Attorneys are permitted to conduct investigations under the Business and Professions Code, and should be thoroughly familiar with federal and state anti-discrimination laws.
Attorneys may conduct investigations that are protected by attorney client privilege or the work-product doctrine. There are occasions when those privileges may or even should be waived, such as when the investigation is asserted as a defense in litigation.
In-house counsel may also be involved in investigations, subject to the political pressures discussed above. In-house counsel also may wish to keep certain communications privileged, because they act as advisers to management at the same time they act as objective investigators. Maintaining the privilege in those circumstances may be a difficult proposition.
Hiring outside counsel to conduct an investigation is not without its drawbacks. When an attorney investigates a complaint, the attorney may not be able to represent the company in a later lawsuit if the attorney becomes a fact witness on an important issue. Moreover, a lawyer must be clear in his or her role as neutral investigator, and not as a representative of the employer, so the investigation remains impartial and fact-based. Also, some attorneys may be unable to resist the temptation to reach legal conclusions, which can wreak havoc with the employer’s subsequent defense. Finally, as stated above, if the employer wants to use the investigation to take disciplinary action or as a defense to harassment claims, the investigating attorney may not invoke the attorney-client privilege.

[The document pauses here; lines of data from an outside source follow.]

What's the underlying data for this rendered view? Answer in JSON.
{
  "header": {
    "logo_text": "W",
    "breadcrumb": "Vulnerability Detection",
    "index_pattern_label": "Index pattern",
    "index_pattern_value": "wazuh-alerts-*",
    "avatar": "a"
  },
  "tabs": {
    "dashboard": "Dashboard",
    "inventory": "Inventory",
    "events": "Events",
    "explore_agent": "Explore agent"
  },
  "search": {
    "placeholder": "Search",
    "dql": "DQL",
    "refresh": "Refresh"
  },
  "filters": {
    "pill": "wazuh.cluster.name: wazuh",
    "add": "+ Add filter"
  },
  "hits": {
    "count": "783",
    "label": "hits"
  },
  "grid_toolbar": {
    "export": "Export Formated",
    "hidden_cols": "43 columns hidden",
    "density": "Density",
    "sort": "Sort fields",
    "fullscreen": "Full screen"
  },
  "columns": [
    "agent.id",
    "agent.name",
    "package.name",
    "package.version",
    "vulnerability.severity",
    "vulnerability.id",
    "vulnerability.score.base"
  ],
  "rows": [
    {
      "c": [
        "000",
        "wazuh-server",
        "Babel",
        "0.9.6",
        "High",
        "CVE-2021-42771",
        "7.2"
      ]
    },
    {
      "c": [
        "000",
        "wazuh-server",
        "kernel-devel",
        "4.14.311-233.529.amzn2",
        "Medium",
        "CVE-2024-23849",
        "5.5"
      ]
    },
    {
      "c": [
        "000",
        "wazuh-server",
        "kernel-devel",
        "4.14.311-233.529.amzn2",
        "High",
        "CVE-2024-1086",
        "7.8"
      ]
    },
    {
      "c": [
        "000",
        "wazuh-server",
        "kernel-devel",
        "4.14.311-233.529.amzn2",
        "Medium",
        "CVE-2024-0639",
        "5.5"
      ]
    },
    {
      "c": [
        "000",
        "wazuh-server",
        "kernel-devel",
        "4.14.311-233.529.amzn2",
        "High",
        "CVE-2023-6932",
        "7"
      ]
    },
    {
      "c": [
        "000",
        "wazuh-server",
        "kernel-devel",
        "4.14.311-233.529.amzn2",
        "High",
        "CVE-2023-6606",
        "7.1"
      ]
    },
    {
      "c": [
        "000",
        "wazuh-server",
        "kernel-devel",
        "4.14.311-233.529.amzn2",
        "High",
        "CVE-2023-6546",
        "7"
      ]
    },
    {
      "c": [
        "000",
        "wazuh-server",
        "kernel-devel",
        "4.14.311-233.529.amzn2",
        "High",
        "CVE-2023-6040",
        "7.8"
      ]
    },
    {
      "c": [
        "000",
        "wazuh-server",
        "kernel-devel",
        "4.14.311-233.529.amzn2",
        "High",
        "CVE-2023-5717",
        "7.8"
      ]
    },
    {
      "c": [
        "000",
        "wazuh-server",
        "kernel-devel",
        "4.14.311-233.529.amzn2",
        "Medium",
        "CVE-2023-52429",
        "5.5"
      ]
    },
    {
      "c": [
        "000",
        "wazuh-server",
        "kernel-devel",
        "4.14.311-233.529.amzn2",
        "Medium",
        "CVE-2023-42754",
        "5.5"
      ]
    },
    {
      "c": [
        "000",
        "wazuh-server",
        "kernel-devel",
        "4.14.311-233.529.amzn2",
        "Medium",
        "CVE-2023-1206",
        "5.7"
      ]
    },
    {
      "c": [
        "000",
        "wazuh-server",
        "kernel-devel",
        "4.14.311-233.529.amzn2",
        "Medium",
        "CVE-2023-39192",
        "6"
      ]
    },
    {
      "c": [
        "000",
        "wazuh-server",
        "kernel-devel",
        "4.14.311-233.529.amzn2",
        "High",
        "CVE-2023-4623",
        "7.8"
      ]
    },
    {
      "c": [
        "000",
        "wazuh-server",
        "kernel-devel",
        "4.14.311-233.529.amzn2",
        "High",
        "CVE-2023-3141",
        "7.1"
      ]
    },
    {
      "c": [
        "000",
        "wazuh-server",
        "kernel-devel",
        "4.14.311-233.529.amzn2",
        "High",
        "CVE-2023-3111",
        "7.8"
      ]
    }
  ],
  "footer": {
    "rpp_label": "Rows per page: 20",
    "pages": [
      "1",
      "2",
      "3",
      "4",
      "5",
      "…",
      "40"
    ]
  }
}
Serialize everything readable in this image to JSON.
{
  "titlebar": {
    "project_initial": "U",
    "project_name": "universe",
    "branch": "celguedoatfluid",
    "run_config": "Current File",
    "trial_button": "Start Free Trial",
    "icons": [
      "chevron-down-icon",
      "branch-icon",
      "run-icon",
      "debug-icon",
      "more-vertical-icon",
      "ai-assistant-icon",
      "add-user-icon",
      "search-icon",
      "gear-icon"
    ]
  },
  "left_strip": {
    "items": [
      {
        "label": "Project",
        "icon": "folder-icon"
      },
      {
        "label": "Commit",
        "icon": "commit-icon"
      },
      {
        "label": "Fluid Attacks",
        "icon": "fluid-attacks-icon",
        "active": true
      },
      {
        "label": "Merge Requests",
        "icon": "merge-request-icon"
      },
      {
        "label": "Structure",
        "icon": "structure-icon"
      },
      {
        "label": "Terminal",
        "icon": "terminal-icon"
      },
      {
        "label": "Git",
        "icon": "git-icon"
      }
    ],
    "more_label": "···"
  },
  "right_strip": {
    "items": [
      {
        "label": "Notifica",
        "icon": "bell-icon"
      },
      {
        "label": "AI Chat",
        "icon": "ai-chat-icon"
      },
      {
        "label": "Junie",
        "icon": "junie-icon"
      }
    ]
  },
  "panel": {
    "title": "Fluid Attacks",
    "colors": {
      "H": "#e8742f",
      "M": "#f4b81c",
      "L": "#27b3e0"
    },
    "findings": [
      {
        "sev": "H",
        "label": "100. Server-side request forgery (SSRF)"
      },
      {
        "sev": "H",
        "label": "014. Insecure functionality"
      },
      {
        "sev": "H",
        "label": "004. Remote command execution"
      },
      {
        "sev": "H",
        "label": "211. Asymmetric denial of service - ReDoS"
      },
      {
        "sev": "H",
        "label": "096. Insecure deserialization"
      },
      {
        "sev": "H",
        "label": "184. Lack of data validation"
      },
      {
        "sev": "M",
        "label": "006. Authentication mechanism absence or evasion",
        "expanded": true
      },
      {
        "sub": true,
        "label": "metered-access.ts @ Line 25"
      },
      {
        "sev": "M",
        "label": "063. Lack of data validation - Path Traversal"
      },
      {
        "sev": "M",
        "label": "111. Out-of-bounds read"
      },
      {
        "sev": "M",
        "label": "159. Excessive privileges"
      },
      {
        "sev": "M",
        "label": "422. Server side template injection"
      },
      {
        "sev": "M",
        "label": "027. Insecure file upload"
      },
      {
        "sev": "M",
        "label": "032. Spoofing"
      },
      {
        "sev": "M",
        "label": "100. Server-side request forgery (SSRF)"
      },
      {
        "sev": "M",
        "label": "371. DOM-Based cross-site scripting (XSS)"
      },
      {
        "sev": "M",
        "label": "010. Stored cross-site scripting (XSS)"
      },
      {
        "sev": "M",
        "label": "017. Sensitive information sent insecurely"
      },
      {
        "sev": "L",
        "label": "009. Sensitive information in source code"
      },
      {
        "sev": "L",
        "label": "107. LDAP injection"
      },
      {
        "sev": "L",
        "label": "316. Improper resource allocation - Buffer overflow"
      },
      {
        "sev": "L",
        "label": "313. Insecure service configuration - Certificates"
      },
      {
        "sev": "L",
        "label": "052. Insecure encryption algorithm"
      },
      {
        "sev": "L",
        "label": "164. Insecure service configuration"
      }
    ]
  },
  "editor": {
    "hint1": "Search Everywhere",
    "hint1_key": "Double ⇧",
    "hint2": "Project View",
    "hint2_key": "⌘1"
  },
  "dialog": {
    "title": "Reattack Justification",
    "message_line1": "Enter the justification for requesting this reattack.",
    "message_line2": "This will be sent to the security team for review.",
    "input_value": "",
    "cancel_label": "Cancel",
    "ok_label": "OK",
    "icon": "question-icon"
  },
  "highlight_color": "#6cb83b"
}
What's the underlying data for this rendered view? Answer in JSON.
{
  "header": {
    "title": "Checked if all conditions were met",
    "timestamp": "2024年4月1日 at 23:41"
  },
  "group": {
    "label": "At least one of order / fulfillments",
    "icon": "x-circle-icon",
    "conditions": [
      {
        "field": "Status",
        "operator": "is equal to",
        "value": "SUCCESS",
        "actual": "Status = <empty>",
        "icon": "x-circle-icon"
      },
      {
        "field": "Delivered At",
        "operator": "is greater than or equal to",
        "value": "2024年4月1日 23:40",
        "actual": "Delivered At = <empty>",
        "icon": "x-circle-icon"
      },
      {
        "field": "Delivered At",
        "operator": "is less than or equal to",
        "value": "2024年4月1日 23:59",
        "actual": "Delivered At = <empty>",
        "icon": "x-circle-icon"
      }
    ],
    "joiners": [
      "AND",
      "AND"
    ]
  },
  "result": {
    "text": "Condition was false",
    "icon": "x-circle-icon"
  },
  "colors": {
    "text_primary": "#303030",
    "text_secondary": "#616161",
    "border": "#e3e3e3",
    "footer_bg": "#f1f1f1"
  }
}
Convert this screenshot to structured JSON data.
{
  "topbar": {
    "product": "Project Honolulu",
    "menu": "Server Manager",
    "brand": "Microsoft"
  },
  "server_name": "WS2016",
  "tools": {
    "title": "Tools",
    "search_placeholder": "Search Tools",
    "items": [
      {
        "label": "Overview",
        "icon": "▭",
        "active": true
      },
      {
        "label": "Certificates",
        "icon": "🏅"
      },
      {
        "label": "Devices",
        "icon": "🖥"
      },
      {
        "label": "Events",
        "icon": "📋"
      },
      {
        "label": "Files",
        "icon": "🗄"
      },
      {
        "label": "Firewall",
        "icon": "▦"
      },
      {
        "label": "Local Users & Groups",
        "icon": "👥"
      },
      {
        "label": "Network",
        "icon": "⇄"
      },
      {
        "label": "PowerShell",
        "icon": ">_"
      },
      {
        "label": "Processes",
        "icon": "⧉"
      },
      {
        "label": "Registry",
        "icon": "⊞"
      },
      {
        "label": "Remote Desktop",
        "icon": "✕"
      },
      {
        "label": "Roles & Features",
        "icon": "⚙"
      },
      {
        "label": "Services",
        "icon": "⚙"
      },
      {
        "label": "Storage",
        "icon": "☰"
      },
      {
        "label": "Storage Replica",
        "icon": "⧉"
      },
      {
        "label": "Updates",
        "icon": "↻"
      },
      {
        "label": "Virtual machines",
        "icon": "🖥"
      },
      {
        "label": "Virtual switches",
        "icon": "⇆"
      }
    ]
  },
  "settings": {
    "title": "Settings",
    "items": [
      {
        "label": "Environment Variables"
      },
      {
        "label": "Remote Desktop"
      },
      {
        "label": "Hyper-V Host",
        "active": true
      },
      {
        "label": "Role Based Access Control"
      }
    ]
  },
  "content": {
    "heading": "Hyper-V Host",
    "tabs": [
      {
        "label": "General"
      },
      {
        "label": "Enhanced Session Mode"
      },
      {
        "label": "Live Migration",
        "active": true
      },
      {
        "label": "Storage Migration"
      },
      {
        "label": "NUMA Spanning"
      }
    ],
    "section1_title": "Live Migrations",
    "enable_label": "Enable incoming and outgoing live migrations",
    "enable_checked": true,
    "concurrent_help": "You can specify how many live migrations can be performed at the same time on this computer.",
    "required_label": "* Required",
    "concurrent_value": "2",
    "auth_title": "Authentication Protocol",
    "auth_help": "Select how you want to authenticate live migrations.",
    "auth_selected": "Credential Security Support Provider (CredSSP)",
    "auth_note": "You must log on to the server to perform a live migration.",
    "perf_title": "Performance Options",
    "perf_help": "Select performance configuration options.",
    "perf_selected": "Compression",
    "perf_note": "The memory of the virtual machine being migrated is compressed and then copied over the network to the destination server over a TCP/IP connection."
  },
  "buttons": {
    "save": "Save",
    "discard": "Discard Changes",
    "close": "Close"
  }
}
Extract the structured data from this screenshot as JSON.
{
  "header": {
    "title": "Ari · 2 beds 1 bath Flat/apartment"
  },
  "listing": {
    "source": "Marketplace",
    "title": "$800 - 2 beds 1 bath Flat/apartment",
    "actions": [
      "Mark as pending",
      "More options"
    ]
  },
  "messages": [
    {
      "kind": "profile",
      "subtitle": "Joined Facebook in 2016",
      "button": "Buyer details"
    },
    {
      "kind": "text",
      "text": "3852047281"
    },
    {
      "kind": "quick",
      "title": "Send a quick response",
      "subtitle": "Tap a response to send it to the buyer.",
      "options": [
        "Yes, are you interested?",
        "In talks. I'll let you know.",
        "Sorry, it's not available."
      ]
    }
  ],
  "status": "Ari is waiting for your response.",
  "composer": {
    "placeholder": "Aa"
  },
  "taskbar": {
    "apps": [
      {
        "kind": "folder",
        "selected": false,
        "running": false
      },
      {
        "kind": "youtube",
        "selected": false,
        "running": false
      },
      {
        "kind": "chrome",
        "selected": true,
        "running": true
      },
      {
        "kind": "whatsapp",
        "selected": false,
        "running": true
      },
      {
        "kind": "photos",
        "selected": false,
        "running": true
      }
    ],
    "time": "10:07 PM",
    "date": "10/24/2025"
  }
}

Management may want to have privileged discussions with lawyers they already know and trust about how to handle the results of an investigation. Consequently, employers may not want to retain their “regular” defense counsel to conduct internal investigations. If an employer has regular employment counsel, those attorneys can work with the attorneys conducting the internal investigation. The employer’s regular outside counsel could then retain their attorney-client privilege in communicating with the employer. Importantly, those lawyers are still free to discuss the results of the investigation, litigation strategies, and potential personnel actions with the employer without tainting the investigation or waiving the attorney-client privilege.
Whatever an employer’s ultimate decision as to who should investigate a workplace complaint, the employer should always remember that its obligation to remedy complaints of harassment, discrimination, or retaliation does not end with selecting the right investigator. The employer must continue to work with the investigator throughout the investigation process. For that reason, any investigator should be familiar with the employer’s policies and procedures regarding investigating and responding to workplace complaints, the employer’s history of similar complaints, and the resulting disciplinary action taken, if any. Internal investigators should also consider who should be involved in the decision-making process regarding potential discipline and ensure that any disciplinary action is consistent with the employer’s policies, procedures, and past practices.